This press release from Magal (they do perimeter direction and some PSIM stuff) is mostly the latter:
Magal Announces That it Received a Position Letter and Two Non-Binding Financing Proposals That Were Solicited by the Dissident Shareholder
Well, okay. I’m glad you got some mail and some proposals. Also, please note that I hope to some day be referred to as “the dissident shareholder.” That’s like an avenging super hero that wears a cape to Wall Street and blocks bad guys from siphoning money out of other people’s pockets.
Dan notes that The Dissident Shareholder also sounds like a John Grisham novel.
Finally, it’s possible I will start a band called Sam Pfeifle and the Dissident Shareholders.
YAHUD, Israel, July 19, 2010/PRNewswire-FirstCall/ — Magal Security Systems Ltd. (NASDAQ GMS: MAGS, TASE: MAGS) today announced that it received two non-binding financing proposals from Plenus and Optex Co., Ltd. These proposals were solicited by the shareholders who requested that an Extraordinary General Meeting of the Shareholders be called to replace the majority of the current members of Magal’s Board of Directors. Both proposals explicitly state that they are non-binding and are conditioned upon the conclusion of certain conditions. In addition, the Company has received a position letter from these shareholders.
So … huh?
You kind of have to go to the SEC documents to figure out what this is about.
Here’s the proposal from Plenus, an Israeli group of funds (a fund of funds?). They want to lend Magal $6m.
Here’s the proposal from Optex, a Japanese manufacturer. They want to lend Magal $5.5m, but at a slightly cheaper rate.
Both want to help out Magal with a bridge loan to keep the company from going under. At the moment, Nathan Kirsh wants to lend the money to keep the company solvent, keeping the board as is. These two groups would rather lend the money, but switch out the board. Neither appear to be impressed with the current board.
Here’s how Optex puts it:
We also believe that the potential of Magal’s products and technology has not been translated by Magal’s current board and management into the world success that it may be, as has been evidenced by Magal’s recent disappointing results. We are confident that by our working together with Magal, we can help to bring such potential to fruition, and that Magal can achieve greater success and improve its performance.
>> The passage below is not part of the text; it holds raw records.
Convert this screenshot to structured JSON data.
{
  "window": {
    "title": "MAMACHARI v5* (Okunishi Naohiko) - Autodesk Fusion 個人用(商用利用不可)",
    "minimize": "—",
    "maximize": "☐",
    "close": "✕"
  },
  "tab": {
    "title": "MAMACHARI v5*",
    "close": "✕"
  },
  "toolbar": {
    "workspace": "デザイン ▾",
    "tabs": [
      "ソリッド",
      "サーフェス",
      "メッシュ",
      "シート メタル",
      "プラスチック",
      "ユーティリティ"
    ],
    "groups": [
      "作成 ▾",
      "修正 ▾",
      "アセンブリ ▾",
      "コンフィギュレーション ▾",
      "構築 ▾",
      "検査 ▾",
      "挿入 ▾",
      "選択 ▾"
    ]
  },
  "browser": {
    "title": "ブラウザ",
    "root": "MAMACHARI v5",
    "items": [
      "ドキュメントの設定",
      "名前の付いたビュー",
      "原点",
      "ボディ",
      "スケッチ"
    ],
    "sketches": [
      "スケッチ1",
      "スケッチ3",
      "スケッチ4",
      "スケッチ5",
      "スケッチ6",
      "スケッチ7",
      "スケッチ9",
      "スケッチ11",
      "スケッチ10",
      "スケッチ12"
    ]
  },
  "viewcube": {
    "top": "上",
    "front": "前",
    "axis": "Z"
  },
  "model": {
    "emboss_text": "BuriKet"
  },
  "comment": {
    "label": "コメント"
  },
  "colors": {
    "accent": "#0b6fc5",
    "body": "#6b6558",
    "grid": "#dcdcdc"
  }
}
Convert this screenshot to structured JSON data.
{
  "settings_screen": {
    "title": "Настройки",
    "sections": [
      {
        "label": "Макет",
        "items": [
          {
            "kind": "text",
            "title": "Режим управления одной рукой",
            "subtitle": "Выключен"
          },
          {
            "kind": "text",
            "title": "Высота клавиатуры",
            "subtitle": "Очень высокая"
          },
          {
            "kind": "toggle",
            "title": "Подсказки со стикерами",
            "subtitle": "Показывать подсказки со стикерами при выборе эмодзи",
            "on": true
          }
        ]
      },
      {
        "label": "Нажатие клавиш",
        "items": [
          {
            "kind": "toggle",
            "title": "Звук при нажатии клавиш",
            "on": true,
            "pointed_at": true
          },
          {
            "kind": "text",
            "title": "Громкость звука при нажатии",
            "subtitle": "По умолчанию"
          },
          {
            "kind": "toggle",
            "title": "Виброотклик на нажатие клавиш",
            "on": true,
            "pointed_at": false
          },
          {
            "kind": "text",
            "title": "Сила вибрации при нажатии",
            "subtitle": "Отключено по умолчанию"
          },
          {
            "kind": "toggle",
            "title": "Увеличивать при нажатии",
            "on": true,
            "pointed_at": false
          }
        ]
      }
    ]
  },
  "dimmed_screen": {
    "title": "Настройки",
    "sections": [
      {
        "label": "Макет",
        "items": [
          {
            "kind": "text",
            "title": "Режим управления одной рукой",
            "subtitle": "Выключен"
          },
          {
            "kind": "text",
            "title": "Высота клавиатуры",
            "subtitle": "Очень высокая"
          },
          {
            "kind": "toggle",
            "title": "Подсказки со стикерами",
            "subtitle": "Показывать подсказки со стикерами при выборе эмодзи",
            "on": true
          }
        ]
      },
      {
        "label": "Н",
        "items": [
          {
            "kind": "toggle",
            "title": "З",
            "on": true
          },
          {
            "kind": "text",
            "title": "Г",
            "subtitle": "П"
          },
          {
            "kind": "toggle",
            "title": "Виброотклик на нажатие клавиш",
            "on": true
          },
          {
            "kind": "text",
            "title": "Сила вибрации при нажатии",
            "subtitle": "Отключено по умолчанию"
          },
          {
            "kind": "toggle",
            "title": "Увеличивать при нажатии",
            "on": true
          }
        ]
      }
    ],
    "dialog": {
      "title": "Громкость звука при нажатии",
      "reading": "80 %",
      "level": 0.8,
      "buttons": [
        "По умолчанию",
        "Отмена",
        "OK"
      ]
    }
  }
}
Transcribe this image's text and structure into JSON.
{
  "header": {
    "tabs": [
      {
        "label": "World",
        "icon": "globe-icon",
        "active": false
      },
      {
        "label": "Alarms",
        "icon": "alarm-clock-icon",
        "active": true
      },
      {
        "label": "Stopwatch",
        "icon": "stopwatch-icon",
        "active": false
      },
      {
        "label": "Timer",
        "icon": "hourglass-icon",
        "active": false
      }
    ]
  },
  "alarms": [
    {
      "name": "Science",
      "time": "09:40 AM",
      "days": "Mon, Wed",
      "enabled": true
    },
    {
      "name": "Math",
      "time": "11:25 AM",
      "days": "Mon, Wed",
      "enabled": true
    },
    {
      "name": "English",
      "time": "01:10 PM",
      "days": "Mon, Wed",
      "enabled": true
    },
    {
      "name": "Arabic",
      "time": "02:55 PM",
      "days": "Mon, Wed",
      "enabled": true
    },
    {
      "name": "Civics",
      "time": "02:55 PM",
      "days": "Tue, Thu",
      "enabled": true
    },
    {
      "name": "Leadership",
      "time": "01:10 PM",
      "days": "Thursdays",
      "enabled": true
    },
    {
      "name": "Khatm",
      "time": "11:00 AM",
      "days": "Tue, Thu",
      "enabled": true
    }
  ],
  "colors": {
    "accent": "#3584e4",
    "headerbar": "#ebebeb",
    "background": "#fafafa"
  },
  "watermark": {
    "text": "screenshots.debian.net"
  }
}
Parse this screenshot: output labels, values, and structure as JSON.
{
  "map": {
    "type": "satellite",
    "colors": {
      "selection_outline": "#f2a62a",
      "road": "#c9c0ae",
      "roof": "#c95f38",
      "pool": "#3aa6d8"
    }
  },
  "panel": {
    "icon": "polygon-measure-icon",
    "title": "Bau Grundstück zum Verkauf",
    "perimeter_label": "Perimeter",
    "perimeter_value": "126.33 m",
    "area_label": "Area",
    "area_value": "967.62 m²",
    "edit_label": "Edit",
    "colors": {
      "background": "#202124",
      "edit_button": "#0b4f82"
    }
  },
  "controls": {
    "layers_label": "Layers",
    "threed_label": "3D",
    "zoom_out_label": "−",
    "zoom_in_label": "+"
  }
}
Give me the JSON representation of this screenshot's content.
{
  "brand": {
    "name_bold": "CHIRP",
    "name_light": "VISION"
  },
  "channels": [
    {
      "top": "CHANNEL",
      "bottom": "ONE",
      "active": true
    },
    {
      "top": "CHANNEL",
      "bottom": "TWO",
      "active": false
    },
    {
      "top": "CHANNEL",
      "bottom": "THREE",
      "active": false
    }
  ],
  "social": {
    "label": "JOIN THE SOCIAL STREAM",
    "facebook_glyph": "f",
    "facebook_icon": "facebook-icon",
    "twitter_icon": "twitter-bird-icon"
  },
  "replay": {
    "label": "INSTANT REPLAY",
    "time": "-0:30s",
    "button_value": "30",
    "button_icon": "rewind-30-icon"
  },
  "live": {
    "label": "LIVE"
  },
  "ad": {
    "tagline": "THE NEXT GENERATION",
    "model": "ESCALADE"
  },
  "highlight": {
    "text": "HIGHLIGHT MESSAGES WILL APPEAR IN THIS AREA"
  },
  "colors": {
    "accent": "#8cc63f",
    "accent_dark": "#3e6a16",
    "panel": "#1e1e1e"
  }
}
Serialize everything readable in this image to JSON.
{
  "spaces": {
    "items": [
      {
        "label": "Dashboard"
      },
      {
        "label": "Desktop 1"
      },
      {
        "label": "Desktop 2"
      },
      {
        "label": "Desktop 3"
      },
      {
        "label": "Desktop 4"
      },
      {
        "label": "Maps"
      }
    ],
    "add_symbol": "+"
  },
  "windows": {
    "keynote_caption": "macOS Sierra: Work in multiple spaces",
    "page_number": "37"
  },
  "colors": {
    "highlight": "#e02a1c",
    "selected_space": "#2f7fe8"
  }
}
We do, however, feel strongly, based on our past interactions with Magal’s management and board of directors, that we will not succeed in helping to achieve such potential under Magal’s current board and management.
I do so wish that these kinds of documents were written in more precise English. My translation:
“Have you noticed that you guys have been sucking pondwater lately? If you like the way the company’s heading, by all means, take Kirsh’s money. If not, we’ve got a few bucks ourselves, but we’d kind of want to put our own people in there. You know. People who don’t suck.”
Regardless, things don’t appear to be going too well at Magal. I particularly like how Optex closes out its proposal: “Given the current state of affairs at Magal we believe that time is of the essence and that you should indicate as soon as possible whether you are interested in pursuing discussions on the proposed cooperation between our two companies.”
That pretty much says it all, right?
Actually, this letter from some shareholders says it all. It outlines why they think the current board stinks and the new board it proposes, with money from Plenus and Optex, is the way to go. It’s pretty entertaining reading for a stockholder letter.
My favorite part:
Wasteful expenditures/compensation: In September-2007, the current board led a disastrous $12-15M cash acquisition, publicly announcing “it would generate revenues and income in 2007 and beyond …”. Instead, it lost $11.9M and was written off 16 months later.
Immediately thereafter, despite Magal’s decline, the directors provided a lifetime compensation package and a lavish retirement package to the ex-chairman, and ex-CEO (his son-in-law), respectively. The present chairman is paid generously for a 50-60% time commitment, with significant other commitments, which prevent fulfillment of his Magal obligations. Despite Magal’s performance, in June 2010, he received compensation improvements.
Anyhoo, something to watch.